Supra Forums banner

1 - 8 of 8 Posts

·
Registered
Joined
·
60 Posts
Discussion Starter #1
I thought this would be the most appropreate to post this.

The other night, me and a friend with a s13 were discussing poly and nylon bushings. He also brought up the idea of solid bushings. He remembered a couple years back on 240sx forums, some of the members used a stack of washers in place of control arm bushings. I thought the idea was kinda ghetto but it's still a concept that I havent really heard about. I tried to google up any info on this and came up with very little. I found nice machined aluminium bushing for some domestic cars but thats about it. So this is why I have turned to posting some questiions here.

Are there any benefits over nylon bushings?
Has anyone looked into this or done this on any car?
If so, did you use washers or machined bushings?

Btw I am NOT talking about sub frame bushings.
Thank you to anyone that takes there time to read my post :).
 

·
Registered
Joined
·
2,437 Posts
I dont think washers would be a good idea, too much room to move around. But, the idea of a cnc's solid bushing sounds like it would be practical for the track, not sure about the street, I really dont know wnough about it.
 

·
Registered
Joined
·
531 Posts
solid nylon bushings definatley tighten handling and road feel but worsen ride for the street.

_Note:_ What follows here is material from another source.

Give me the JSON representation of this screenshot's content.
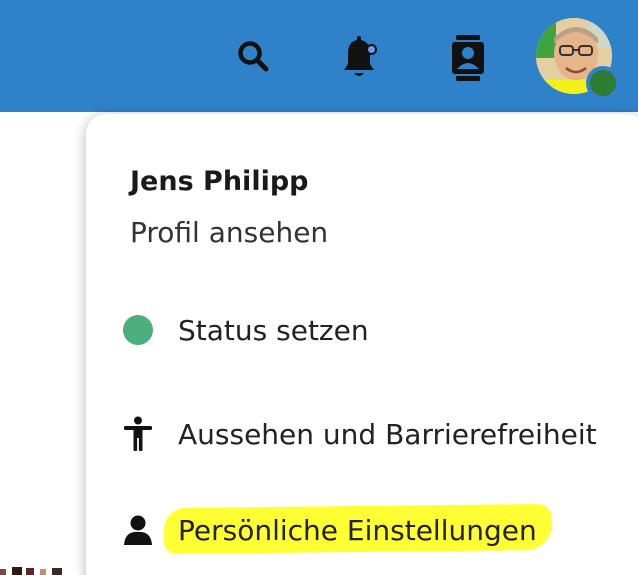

The more road race the suspension gets the worse it gets for street comfort.
 

·
Registered
Joined
·
13,581 Posts
No personal experience, but in addition to ride quality from what I recall often hearing about old school Ferrari's being used on the street, they had all sold bushings, the frequent maintenance/bushing replacement required is a factor many will not want to put up with.
 

·
Registered
Joined
·
934 Posts
i say polyurethane... more streetable but still big improvement over stock's, very durable, and more forgiving handling.
 

·
Registered
Joined
·
175 Posts
One big problem is dealing with the misalignment inherent in the system. The ears on the car are not exactly lined up with the eyes in the arm. Whatever bushing or bearing that makes the pivot must handle that misalignment without binding or introducing too much play that messes up the car's alignment. Rubber and polyurethane flexes, and spherical bearings can rotate in all 3 axes. A solid bearing, like a bronze sleeve bearing, must be loose enough to handle that misalignment, which certainly would result in too much slop. Even spherical bearings usually have a nomex/teflon liner to add some compliance to the system.

You're asking for trouble with metal sleeve bearings, unless you "float" the metal sleeve in some sort of compliant plastic.

My first front lower control arm bearings were a phenolic bearing held in the arm with some 80A polyurethane. It worked well, and I'll do that again when my current set up of 75D tubes held in place with 80A wear out in another 75,000 miles... My upper arm bearings are also 75D polyu., which works quite nicely without too much rattling.

All my 75D is carbon-impregnated to keep the squeaking down without grease. It's the duck's guts.

Steel on steel is the worst possible bearing.

Asterix
 

·
OG
Joined
·
1,059 Posts
Back in the early 80's my friends bought a Fiat SUper Brava racecar that the previous owners had replaced many of the bushings with steel joints - that care tore the crap out of its suspension just about every race, and they were convinced that it was a dud. WHen we got to it, the first thing we did was to replace the busjings ( I don't remember what with) and the car started to finish (and win) races.

As asterix suggests, you might experience major failures, not only with the little misalignments, but with the brutal transfer od loads through to the mounting points of the suspension.

You need some degee of "give" and metal will not provide that.

Cheers
Rich B.
 
1 - 8 of 8 Posts
Top